While the tale above is fiction, it largely follows actual events that occurred between Israel and the US during the 1973 middle-east war. In that war, the Israel Air Force (IAF) was surprised by new model SA-6’s Surface Air Missiles which the IAF’s existing electronic countermeasures (ECM) could not handle. The SA-6 was downing unsustainably large numbers of aircraft. The IAF was forced to suspend close air support missions on the Golan Heights, where the Syrian army was on the verge of defeating the Israeli army. Whether for political reasons, or simply because it still did not have them, the US did not supply Israel with updated ECM effective against the newer SA-6’s.
However, there is a key difference between the two stories.
Unlike Australia, Israel had for many years nurtured within its domestic industry the capacity to undertake scientifically and technologically advanced tasks. When the hour of need arose, industry (Rafael1 ) was able to rapidly implement a countermeasure that did defeat the SA-6 threat, restoring the IAF’s freedom of action over the battlefield.
The purpose of relaying these tales – both fiction and fact – is to set out the real risks that face the ADF if we continue to rely on off-shore supply of military equipment.
In the current environment, warfare between high-end adversaries with technology based warfighting materiel, becomes an arm wrestle between the algorithms and software of one side’s systems against the equivalent capabilities of the adversary’s systems. During warfare, these systems rapidly become obsolescent as each side analyses how their opponent’s equipment works, and how the algorithms and software within their own side’s equipment can be adjusted to defeat the adversary. This work 1 Page 75, ”On Flexibility, Recovery from technological and Doctrinal Surprise on the Battlefield”, Meir Finkel, 2007 is done by technologists who have been intimately involved in the design of the algorithms and software of the original equipment.
A nation that does not have access to sufficient scientific and technological smarts in industry to keep pace with these modifications, is a nation that is willing to place its servicemen and women in grave risk. AIDN cannot accept that Australia is willing to treat its brave service people this way.

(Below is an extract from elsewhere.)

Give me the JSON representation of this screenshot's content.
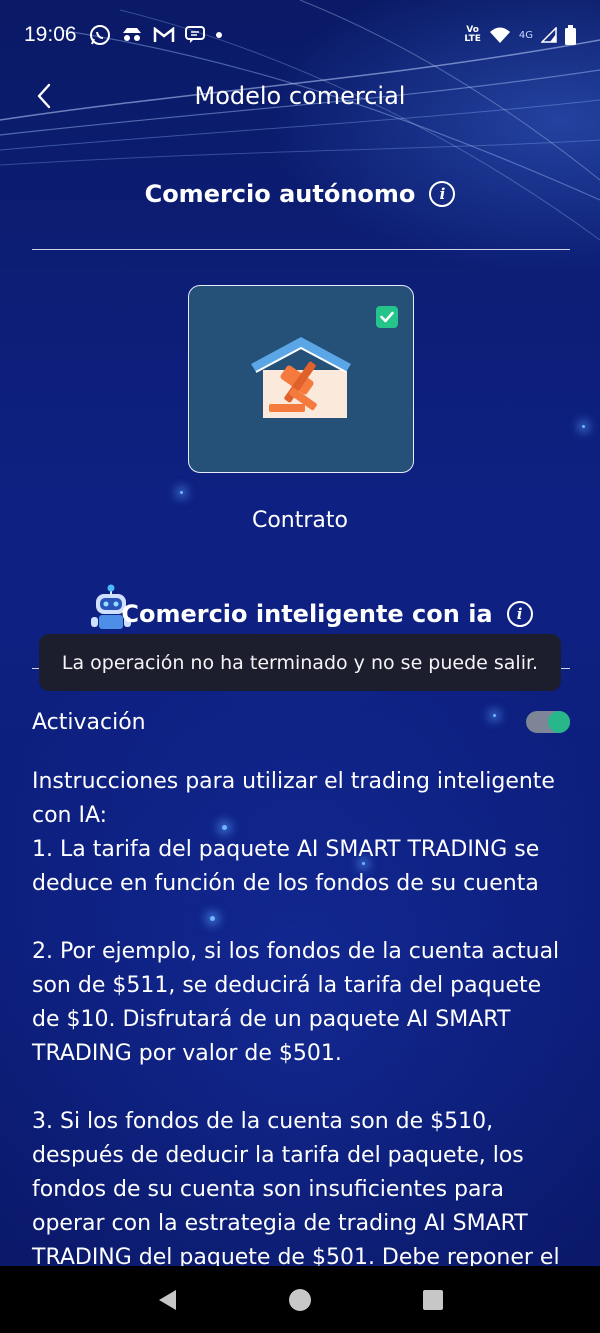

Yet, Australia’s consistent approach to procure military equipment on the basis of price competitiveness does exactly this, and deprives the ADF of critical industrial support from its domestic industry.

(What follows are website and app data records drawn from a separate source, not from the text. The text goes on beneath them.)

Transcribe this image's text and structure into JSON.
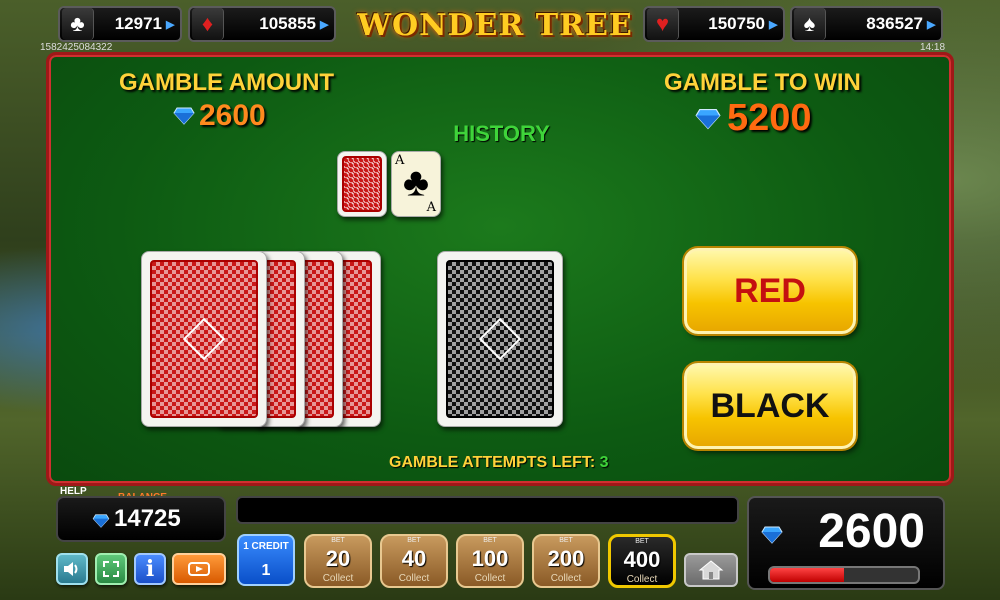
{
  "jackpots": [
    {
      "suit": "clubs",
      "glyph": "♣",
      "amount": "12971"
    },
    {
      "suit": "diamonds",
      "glyph": "♦",
      "amount": "105855"
    },
    {
      "suit": "hearts",
      "glyph": "♥",
      "amount": "150750"
    },
    {
      "suit": "spades",
      "glyph": "♠",
      "amount": "836527"
    }
  ],
  "logo": "WONDER TREE",
  "tiny": {
    "left_id": "1582425084322",
    "right_time": "14:18",
    "help": "HELP"
  },
  "gamble": {
    "amount_label": "GAMBLE AMOUNT",
    "amount_value": "2600",
    "to_win_label": "GAMBLE TO WIN",
    "to_win_value": "5200",
    "history_label": "HISTORY",
    "history_card": {
      "rank": "A",
      "suit": "♣"
    },
    "red_label": "RED",
    "black_label": "BLACK",
    "attempts_label": "GAMBLE ATTEMPTS LEFT:",
    "attempts_value": "3"
  },
  "bottom": {
    "balance_label": "BALANCE",
    "balance_value": "14725",
    "win_value": "2600",
    "win_progress": 0.5,
    "credit_line1": "1 CREDIT",
    "credit_line2": "1",
    "bet_tag": "BET",
    "collect": "Collect",
    "bets": [
      "20",
      "40",
      "100",
      "200",
      "400"
    ],
    "active_bet": "400"
  },
  "colors": {
    "panel_green": "#0d5a12",
    "gold": "#ffd23a",
    "orange": "#ff8a1e",
    "history_green": "#3fd43a",
    "red_button_text": "#c41010"
  },
  "icons": [
    "sound-icon",
    "fullscreen-icon",
    "info-icon",
    "autoplay-icon",
    "home-icon",
    "diamond-icon"
  ]
}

AIDN’s position is clear. CASG must adjust its approach to procurement, if the issue is one of policy or procurement rules, then Government must revise both of these to ensure that Australian controlled Industry is able to provide this service to the Government and therefore the ADF.
The reflexive assumption that all advanced, science-based systems must be procured from overseas, rather than be developed in Australia must stop. Australia must be allowed to develop these industries. Doing otherwise undermines the ADF’s ability to sustain operations against technologically capable adversaries.
Published in Defence Connect on 19 February 2021
Mel Woon, National Executive Director
Kingston, ACT 2604
Copyright © 2020 Australian Industry & Defence Network.